What needs to be done
Copy out the lines below that hold the word "title".

Data records
════════════════════

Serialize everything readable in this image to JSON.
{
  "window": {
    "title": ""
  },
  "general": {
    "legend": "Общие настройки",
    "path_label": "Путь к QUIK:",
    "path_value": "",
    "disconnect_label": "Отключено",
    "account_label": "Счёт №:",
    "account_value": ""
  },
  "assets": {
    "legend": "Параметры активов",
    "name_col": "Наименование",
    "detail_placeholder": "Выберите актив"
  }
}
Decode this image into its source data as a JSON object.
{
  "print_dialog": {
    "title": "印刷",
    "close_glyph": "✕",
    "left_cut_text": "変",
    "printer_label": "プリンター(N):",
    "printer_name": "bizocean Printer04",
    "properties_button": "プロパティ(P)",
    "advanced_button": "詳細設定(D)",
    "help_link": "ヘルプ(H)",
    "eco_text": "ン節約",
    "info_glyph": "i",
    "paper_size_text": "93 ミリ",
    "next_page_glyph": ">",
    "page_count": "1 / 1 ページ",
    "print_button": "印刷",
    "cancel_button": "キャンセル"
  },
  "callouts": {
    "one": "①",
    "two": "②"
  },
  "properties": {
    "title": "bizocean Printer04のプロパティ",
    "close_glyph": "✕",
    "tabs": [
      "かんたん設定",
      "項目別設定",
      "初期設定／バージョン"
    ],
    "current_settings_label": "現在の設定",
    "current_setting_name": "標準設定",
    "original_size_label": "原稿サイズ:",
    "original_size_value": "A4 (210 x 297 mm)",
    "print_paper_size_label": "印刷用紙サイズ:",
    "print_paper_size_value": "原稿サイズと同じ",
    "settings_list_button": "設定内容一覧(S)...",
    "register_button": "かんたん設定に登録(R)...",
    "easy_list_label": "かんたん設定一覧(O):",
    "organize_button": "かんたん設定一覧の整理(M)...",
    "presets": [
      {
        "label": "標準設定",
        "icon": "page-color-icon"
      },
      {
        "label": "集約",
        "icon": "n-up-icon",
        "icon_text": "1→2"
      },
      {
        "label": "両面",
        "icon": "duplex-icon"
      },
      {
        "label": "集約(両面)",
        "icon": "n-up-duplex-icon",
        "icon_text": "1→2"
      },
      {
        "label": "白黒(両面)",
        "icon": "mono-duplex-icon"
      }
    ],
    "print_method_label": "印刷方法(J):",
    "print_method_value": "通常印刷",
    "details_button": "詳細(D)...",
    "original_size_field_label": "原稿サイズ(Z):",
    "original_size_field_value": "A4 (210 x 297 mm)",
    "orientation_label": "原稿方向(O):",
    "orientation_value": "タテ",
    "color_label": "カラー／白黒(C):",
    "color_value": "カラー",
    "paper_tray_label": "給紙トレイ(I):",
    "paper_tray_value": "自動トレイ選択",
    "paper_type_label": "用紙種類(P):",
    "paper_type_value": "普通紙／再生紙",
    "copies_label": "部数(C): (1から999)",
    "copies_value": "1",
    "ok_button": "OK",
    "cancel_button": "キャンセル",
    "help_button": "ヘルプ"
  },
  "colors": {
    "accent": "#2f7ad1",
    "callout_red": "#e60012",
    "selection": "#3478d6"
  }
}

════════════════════

Written response
    "title": ""
    "title": "印刷",
    "title": "bizocean Printer04のプロパティ",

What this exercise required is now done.